The materials inspired by Pendry’s vision since the 1990’s are called ‘metamaterials’. They are composed by nanoscale metallic or dielectric elements, with a geometry that determines the optical properties. What is more, this geometry can be engineered to obtain the desired response to electric and magnetic fields. Pendry’s work also predicts metamaterials with a negative refractive index, a feature not found in nature, and resulting in dramatically different ways in which light “bends” as it traverses two different materials. Negative index materials were first experimentally demonstrated by David Smith in 2000.
In 1968, Victor Veselago predicted that a slab of material with negative refractive index can focus light. Building on this work, Pendry theoretically demonstrated in 2000 that such a slab not only can focus light, but also that it does so with sub-wavelength resolution, which cannot be achieved with standard lenses. Pendry named this slab of metamaterial a ‘perfect lens’, because it can focus light of a given wavelength with unlimited resolution, if the index of refraction is exactly -1. This is due to the action of surface plasmons on both sides of the slab, as they amplify the components of the electromagnetic radiation - the so-called ‘near field’ - that carries sub-wavelength information of the object. This is information that is normally lost in conventional optical lenses.

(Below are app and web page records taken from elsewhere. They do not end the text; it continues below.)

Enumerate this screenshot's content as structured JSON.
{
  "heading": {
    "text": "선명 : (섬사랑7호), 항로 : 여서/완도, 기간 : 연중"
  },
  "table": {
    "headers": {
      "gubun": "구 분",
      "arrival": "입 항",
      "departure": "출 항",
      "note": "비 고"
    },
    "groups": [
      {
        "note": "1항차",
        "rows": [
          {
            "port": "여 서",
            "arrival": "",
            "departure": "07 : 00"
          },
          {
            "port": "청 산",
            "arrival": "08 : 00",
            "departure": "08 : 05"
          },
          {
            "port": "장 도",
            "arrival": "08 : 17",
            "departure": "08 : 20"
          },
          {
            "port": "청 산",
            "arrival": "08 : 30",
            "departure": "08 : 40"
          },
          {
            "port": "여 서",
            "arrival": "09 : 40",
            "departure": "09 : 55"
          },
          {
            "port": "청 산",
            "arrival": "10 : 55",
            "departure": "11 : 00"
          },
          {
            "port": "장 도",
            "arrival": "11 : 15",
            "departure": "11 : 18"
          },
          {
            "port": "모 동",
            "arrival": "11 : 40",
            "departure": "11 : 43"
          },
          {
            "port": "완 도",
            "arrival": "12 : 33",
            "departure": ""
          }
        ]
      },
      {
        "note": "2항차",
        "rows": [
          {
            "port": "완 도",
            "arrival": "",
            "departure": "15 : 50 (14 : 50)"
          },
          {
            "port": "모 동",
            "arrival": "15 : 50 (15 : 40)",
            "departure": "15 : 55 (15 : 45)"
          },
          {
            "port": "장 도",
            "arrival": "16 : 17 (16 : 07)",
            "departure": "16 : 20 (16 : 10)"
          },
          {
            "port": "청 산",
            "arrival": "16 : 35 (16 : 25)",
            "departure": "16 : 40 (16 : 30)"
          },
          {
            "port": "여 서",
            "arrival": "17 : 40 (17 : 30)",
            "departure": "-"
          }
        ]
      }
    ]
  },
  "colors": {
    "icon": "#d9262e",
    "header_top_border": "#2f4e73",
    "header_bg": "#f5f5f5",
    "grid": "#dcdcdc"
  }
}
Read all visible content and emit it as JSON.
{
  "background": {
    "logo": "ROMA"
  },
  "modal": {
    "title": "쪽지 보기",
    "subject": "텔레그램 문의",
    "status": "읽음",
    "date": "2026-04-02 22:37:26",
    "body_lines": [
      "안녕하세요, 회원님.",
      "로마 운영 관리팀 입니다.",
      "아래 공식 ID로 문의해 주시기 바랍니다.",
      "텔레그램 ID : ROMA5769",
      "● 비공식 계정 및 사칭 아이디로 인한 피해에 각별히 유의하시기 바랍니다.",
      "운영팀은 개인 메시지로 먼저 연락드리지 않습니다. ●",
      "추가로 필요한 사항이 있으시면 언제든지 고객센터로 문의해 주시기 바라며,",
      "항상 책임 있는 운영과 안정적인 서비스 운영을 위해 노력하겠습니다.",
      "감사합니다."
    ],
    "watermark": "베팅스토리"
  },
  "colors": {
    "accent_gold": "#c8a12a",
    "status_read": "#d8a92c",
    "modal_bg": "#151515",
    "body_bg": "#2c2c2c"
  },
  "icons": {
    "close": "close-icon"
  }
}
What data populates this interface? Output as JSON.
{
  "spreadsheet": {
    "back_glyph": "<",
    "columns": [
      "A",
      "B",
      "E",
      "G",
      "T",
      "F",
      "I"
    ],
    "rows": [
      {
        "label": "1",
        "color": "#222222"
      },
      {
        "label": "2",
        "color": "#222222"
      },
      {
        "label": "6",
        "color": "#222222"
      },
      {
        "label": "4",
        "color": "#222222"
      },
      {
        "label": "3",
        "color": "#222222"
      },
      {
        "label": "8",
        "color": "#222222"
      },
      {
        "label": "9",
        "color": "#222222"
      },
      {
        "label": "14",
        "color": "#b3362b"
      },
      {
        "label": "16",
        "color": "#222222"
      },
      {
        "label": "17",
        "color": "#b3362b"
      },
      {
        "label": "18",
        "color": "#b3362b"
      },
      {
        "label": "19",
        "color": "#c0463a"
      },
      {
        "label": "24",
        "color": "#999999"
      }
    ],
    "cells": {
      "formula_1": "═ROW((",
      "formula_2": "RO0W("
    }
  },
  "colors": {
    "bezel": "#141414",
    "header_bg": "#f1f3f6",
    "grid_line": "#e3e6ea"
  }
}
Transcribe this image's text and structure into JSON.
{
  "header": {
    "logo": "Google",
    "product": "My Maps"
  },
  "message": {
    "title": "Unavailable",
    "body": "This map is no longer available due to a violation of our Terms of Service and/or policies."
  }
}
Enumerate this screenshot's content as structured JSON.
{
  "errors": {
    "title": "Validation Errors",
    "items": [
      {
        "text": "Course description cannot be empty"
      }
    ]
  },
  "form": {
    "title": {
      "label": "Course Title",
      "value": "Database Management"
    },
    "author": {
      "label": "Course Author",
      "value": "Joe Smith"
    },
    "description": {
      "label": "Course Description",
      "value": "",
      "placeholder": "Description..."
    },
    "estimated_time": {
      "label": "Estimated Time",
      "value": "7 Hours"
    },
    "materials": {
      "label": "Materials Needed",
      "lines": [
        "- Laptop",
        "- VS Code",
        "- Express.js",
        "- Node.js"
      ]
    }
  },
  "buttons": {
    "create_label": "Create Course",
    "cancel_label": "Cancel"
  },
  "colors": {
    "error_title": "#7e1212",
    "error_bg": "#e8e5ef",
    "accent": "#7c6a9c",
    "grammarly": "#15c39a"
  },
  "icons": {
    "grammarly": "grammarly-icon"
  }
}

Electric field patterns of microwave radiation with a frequency of 8.5 GHz as it propagates through a metamaterial cloak (the region between the two black circles) wrapped around a copper cylinder (inner black circle). The wave front propagates from left to right. Outside the cloak, the wave front continues relatively unperturbed, making the cylinder partially invisible. (Adapted from Science 314, 977-980 (2006))
Lenses with sub-wavelength resolution built from silver metamaterials have been experimentally demonstrated in 2005 by two independent groups in Berkeley and Canterbury. Such devices can be applied in a vast range of technologies, from imaging of small biological structures such as DNA molecules, to manufacturing of electronic devices with smaller dimensions or optical data storage with increased information density.
The applications of metamaterials go beyond perfect lenses; they can also be used selectively to absorb different wavelengths of radiation, or to realise the ‘invisibility cloak’, proposed by Pendry in the early 2000s. When shaped around an object, the metamaterial cloak can hide it from electromagnetic radiation, making it invisible to an observer. Cloacking is analogous to creating a mirage; light is bent in a way that our brain reconstructs. In 2006, Pendry, David Smith and co-workers demonstrated cloaking at microwave frequencies. Although cloaking has only been demonstrated for small objects and may not be the most promising application of metamaterials, the concept is interesting as it challenges our intuition and understanding of the behaviour of light.
Professor Arne Brataas, of the Norwegian University of Science and Technology, and chairman of the Kavli Nanoscience Prize Committee, said: “Thomas W. Ebbesen, Stefan W. Hell, and John B. Pendry have independently advanced our ability to ‘see’ nano-scale objects using visible light. They have greatly advanced our understanding of nano-optics and the applications of their insights promise to have an enduring benefit to a wide range of fields from physics and chemistry to the biological and biomedical sciences”.
—Elisa De Ranieri and Fabio Pulizzi